What is required:
Work out how many lines of the data hold the string "page", and reply with that number alone.

####################

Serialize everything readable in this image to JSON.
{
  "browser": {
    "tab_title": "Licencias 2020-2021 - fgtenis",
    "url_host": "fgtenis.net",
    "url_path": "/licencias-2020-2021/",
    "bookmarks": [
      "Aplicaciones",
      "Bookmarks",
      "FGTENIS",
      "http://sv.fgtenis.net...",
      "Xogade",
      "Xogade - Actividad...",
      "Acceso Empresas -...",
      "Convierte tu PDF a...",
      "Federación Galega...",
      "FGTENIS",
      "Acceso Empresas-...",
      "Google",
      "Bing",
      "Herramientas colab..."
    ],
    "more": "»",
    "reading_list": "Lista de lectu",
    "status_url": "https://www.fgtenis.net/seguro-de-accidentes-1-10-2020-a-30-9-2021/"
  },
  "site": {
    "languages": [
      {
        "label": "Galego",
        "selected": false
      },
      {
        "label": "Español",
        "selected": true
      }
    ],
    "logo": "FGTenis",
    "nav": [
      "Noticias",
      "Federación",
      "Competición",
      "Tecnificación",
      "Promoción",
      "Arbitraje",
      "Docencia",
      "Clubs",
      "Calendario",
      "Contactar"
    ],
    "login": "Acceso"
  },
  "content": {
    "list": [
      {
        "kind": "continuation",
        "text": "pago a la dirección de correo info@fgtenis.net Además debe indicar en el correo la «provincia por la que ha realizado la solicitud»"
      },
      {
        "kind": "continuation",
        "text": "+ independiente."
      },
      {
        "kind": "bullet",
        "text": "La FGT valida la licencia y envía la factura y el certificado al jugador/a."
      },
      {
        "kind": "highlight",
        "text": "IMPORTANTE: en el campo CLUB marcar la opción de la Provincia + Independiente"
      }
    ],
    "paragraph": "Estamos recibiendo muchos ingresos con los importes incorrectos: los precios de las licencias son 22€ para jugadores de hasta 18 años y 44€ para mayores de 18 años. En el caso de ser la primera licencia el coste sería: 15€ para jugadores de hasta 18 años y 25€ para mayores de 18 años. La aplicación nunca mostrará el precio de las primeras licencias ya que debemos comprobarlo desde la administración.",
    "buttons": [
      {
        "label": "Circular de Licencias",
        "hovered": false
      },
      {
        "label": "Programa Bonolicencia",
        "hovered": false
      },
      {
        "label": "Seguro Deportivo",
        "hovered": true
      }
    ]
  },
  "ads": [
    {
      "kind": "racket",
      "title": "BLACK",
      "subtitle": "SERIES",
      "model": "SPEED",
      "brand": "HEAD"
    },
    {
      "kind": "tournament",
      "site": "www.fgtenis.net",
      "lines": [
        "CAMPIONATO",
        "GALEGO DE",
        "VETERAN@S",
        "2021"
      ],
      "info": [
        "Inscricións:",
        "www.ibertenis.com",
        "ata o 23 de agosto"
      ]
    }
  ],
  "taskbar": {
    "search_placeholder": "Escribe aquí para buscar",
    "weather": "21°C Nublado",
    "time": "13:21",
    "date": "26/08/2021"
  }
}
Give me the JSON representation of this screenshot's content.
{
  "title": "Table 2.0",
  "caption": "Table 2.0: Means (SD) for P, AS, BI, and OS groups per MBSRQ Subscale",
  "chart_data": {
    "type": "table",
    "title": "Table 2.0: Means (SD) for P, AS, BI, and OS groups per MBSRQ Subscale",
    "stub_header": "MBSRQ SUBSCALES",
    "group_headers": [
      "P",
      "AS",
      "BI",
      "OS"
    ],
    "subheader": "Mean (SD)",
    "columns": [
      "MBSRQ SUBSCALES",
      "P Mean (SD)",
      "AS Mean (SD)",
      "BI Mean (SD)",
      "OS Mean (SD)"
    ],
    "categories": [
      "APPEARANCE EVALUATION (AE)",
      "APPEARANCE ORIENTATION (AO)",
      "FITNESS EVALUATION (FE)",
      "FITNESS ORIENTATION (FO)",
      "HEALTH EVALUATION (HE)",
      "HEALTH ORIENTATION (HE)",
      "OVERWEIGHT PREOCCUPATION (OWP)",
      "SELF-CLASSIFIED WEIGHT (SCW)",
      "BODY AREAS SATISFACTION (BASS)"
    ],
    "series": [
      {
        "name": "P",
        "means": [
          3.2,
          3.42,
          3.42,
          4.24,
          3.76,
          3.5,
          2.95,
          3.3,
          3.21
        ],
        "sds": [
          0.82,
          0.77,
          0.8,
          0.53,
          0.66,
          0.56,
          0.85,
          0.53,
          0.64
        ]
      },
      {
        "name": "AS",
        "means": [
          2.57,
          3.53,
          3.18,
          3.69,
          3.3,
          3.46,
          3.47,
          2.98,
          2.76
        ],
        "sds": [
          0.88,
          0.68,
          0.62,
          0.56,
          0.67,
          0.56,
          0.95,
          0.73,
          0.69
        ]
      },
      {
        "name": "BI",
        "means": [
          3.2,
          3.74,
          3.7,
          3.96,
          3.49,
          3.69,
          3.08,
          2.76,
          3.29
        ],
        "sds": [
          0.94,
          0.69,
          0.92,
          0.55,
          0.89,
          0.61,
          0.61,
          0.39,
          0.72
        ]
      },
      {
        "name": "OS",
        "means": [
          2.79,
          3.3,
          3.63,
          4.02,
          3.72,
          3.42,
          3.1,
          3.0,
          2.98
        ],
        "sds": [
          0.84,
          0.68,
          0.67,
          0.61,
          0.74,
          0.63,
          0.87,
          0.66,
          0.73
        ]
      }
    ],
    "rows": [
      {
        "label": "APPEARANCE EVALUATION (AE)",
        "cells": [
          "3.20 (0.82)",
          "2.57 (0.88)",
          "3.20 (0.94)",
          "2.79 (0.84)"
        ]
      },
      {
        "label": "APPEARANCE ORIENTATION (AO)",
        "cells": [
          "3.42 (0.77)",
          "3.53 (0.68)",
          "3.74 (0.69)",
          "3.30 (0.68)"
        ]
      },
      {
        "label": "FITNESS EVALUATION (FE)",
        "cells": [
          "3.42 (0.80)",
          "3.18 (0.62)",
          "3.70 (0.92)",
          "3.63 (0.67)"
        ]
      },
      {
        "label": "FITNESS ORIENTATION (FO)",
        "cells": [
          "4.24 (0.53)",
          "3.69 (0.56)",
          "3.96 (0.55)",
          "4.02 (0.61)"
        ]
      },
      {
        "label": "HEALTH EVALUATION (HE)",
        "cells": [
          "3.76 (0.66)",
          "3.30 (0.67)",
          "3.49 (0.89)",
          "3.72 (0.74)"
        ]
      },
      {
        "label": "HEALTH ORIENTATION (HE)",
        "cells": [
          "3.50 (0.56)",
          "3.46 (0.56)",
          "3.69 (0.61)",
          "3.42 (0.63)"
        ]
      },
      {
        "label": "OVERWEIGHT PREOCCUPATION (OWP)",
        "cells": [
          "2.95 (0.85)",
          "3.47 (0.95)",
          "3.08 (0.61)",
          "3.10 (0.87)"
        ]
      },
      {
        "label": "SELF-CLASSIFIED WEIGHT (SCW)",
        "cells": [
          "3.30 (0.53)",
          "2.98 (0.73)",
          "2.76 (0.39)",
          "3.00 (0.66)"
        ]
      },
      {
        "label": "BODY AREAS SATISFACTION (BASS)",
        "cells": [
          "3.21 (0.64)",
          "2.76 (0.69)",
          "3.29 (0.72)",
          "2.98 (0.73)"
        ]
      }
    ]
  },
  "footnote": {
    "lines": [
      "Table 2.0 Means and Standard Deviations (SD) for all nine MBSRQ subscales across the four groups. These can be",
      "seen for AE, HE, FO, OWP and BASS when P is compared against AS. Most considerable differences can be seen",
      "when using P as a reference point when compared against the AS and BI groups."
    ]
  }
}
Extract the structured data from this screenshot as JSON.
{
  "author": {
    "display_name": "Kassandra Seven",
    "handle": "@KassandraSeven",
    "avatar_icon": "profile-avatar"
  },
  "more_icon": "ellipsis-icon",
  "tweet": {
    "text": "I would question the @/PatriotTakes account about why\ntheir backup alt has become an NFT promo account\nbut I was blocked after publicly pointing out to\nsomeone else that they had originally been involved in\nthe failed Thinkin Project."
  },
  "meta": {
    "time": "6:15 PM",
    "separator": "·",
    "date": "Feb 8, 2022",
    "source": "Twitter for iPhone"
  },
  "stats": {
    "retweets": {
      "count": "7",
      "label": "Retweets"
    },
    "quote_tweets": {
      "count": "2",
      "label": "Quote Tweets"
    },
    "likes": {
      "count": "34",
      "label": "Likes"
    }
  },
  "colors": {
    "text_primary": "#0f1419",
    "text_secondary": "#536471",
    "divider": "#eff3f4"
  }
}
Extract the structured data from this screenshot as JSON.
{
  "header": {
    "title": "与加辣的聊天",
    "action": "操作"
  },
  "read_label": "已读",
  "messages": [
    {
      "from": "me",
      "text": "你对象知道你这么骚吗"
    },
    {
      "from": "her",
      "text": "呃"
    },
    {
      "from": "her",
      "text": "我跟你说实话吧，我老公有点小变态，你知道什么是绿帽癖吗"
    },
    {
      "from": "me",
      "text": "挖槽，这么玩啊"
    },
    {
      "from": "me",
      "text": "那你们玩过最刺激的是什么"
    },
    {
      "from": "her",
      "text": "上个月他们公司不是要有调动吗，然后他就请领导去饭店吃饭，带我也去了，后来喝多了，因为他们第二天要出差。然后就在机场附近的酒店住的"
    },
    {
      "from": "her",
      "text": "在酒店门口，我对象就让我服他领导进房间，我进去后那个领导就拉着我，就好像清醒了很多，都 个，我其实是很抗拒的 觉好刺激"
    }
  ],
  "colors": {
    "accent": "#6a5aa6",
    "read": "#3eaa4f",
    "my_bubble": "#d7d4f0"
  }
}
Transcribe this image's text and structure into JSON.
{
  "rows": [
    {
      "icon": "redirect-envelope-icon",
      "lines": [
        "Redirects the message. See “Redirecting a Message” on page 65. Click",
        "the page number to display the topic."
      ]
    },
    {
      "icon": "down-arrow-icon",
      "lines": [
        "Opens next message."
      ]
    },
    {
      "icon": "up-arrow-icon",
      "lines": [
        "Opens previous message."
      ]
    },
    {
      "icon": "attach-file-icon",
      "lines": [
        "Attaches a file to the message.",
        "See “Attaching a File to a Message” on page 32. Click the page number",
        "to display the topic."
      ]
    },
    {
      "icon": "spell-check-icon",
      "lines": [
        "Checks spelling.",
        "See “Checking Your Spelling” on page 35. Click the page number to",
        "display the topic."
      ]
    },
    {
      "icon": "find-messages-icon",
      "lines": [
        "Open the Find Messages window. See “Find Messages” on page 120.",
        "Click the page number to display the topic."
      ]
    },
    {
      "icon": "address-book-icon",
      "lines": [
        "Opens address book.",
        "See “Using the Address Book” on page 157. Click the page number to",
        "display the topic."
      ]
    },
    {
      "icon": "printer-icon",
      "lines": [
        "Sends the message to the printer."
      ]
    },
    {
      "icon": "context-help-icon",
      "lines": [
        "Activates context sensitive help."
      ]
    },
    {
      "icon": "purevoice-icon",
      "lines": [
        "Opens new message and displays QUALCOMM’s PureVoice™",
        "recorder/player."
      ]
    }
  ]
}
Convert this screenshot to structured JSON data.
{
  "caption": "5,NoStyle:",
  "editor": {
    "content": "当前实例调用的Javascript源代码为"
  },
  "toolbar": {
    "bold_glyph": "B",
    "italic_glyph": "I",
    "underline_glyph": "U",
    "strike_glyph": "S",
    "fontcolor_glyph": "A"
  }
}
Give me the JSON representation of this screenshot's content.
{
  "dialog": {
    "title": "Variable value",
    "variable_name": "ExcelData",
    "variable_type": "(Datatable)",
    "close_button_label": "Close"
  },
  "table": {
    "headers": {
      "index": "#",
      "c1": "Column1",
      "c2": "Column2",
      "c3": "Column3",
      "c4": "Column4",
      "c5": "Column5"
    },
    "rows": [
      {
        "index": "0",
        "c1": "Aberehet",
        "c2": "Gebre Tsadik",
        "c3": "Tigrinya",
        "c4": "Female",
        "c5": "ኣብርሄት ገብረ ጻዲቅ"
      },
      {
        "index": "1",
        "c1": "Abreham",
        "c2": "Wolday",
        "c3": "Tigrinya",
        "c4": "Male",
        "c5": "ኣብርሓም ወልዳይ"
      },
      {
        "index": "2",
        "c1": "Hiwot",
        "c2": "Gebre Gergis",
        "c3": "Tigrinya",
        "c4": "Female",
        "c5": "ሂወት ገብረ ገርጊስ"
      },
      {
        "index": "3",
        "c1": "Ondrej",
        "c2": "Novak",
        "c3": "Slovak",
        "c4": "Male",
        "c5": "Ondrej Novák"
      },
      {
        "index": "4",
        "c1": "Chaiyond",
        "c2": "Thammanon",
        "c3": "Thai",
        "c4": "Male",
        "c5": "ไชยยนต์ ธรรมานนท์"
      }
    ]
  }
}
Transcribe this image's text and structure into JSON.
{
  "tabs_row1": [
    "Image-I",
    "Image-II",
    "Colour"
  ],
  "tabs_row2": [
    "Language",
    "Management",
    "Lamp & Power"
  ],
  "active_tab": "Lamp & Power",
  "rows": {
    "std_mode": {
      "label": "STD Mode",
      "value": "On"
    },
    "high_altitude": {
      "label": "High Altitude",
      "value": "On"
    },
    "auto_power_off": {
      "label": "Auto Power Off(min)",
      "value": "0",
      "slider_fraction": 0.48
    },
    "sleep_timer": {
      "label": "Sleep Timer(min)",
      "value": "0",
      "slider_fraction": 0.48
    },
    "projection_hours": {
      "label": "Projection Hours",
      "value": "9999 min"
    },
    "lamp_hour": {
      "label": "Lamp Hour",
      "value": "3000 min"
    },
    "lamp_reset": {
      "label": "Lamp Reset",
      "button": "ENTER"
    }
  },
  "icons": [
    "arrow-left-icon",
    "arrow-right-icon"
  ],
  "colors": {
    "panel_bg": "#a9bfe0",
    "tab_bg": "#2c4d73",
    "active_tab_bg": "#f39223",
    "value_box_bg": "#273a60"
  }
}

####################

Output for this task:
7